Exponentials and Logarithms
The Exponential Function
The exponential function, written exp(x) or ex, is the function whose derivative is equal to its equation. In other words:
Because of this special property, the exponential function is very important in mathematics and crops up frequently.
Like most functions you are likely to come across, the exponential has an inverse function, which is logex, often written ln x (pronounced 'log x').
In the diagram, ex is the red line, lnx the green line and y = x is the yellow line. Notice that lnx and ex are reflections of one another in the line y = x .
Logarithms are another way of writing indices.
If a = bc then c = logba
We know that 102 = 100
Therefore, log10100 = 2
You may often see ln x and log x written, with no base indicated. It is generally recognised that this is shorthand:
logex = lnx
log10x = lgx or logx (on calculators)

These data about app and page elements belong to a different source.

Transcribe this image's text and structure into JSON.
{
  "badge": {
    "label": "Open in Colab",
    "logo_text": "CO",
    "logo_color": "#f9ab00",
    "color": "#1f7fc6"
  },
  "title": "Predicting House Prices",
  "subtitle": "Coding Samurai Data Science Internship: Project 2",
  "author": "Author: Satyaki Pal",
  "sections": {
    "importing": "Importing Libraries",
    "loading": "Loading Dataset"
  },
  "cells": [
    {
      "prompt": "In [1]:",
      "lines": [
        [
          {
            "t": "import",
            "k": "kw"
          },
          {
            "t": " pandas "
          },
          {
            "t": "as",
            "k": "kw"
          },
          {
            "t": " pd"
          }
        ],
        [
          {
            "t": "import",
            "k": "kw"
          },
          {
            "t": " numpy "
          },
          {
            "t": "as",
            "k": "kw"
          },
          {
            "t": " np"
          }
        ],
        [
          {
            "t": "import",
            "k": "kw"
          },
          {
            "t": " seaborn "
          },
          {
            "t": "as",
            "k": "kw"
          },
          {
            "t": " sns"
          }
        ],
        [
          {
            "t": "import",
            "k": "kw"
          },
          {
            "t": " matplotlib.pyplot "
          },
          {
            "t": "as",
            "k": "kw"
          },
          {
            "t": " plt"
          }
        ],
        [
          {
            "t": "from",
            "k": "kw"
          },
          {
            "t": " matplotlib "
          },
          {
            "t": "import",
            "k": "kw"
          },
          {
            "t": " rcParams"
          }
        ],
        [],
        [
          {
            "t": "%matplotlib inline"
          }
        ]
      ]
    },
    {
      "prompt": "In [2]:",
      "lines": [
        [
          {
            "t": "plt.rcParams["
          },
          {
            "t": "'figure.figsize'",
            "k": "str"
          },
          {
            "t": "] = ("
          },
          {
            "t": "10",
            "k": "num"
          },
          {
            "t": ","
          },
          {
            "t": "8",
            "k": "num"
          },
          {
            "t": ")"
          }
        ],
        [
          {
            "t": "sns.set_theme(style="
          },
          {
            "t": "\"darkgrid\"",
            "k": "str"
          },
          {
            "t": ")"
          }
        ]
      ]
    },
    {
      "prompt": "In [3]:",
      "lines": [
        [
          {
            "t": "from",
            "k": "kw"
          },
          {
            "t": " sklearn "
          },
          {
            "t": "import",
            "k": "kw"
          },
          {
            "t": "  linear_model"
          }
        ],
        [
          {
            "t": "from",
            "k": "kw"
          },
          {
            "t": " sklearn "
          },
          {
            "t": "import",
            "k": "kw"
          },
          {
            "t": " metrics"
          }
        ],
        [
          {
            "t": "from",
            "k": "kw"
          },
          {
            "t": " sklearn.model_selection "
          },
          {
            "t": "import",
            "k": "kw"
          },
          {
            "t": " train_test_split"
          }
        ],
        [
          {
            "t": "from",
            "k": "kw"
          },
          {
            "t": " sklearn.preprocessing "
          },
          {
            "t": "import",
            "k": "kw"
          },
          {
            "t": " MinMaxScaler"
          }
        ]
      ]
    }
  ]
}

Remember that e is the exponential function, equal to 2.71828…
Laws of Logs
The properties of indices can be used to show that the following rules for logarithms hold:
logax + logay = loga(xy)

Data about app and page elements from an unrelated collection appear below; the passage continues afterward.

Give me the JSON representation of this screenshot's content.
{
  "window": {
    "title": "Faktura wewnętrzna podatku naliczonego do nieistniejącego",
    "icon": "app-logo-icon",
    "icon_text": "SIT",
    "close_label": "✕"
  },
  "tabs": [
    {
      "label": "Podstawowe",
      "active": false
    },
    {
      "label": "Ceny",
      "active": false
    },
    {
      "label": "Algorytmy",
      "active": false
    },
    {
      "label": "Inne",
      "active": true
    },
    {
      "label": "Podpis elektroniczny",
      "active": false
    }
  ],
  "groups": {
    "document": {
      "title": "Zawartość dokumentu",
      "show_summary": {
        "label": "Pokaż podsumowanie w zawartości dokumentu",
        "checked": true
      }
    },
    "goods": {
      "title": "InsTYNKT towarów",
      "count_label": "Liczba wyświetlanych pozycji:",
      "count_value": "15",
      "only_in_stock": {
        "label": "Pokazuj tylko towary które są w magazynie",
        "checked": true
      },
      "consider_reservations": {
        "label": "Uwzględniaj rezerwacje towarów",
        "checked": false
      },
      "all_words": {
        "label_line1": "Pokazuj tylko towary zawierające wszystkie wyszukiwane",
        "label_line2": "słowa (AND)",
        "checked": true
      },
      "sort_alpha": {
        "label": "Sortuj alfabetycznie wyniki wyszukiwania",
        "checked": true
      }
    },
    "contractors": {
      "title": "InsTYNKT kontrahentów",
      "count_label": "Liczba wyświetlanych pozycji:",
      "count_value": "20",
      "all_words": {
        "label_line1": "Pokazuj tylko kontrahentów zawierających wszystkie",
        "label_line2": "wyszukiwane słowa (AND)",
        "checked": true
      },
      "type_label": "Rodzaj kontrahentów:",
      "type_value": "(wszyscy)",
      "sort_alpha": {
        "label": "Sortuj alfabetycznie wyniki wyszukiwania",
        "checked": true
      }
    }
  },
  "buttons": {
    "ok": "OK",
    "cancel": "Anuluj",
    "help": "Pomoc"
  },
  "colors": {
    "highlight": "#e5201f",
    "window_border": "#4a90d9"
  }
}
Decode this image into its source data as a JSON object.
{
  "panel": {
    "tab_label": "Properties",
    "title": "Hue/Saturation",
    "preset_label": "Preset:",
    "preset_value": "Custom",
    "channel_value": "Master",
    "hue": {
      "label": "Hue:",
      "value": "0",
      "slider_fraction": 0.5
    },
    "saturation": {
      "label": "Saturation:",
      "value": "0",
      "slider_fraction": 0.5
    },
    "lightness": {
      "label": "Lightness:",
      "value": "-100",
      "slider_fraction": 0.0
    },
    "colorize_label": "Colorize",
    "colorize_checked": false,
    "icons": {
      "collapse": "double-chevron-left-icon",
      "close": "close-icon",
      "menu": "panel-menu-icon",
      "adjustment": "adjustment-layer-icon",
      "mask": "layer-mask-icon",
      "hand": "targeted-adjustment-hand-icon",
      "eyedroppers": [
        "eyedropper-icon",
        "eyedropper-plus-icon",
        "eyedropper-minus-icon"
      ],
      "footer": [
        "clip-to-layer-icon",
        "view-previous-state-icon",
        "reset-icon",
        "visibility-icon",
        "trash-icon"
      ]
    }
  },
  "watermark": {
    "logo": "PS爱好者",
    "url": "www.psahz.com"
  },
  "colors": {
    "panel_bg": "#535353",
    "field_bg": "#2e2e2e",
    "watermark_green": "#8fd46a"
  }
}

logax – logay = loga(x/y)
logaxn = nlogax
Simplify: log 2 + 2log 3 - log 6
= log 2 + log 3² - log 6
= log 2 + log 9 - log 6
= log (2 × 9) - log 6

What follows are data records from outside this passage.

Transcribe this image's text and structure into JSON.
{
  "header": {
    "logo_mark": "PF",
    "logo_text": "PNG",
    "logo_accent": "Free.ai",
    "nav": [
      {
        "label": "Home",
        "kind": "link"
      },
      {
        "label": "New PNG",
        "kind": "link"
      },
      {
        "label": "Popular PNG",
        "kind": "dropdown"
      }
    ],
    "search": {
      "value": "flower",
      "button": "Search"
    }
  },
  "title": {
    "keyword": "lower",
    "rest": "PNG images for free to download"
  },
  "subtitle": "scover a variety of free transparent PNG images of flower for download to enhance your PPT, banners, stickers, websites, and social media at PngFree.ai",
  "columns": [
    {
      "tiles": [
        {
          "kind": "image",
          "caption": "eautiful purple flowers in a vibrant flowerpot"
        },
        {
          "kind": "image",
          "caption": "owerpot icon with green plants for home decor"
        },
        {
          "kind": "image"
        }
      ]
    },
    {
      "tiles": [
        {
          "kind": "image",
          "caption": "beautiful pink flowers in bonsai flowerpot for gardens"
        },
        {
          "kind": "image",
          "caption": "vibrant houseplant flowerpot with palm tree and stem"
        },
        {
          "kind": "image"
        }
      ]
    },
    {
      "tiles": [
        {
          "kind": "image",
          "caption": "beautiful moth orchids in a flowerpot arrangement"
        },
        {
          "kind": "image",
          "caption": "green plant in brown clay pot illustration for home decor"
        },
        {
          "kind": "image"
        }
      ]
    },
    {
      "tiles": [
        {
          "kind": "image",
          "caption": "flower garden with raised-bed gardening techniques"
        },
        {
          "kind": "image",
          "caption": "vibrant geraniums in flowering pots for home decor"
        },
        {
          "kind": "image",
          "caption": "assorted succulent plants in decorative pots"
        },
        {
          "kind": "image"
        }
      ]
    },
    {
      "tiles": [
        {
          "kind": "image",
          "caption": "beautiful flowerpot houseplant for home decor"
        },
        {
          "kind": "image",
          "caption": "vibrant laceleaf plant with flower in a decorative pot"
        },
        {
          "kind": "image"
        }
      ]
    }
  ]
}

= log 18 - log 6
= log (18/6)
= log 3
NB: In the above example, I have not written what base each of the logarithms is to. This is because for the laws of logarithms, it doesn"t matter what the base is, as long as all of the logs are to the same base.
Another important law of logs is as follows. This is a very useful way of changing the base (in this formula, the base does matter!). Most calculators can only work out ln x and log10x (usually just written as "log" on the button) so this formula can be very useful.
Calculate, to 3s.f., log35
log35 = log105 = 1.46 (3s.f.)
The Natural Logarithm
ln x is also known as the natural logarithm. The derivative of ln x is 1/x.
It therefore follows that the integral of 1/x is ln x + c .
If we are given equations involving exponentials or the natural logarithm, remember that you can take the exponential of both sides of the equation to get rid of the logarithm or take the natural logarithm of both sides to get rid of the exponential.
Solve 0.5 = ex
Then ln(0.5) = ln(ex)
ln(0.5) = x
Logarithms can be used to help solve equations of the form ax = b by "taking logs of both sides".
Solve 2x = 6
Then log(2x) = log(6) [we are allowed to take logs of both sides like this]
x log(2) = log(6) [using one of the "laws of logs"]
x = log(6)
Notice how we haven"t said what the base is. This is because it doesn"t matter, as long as they are both the same.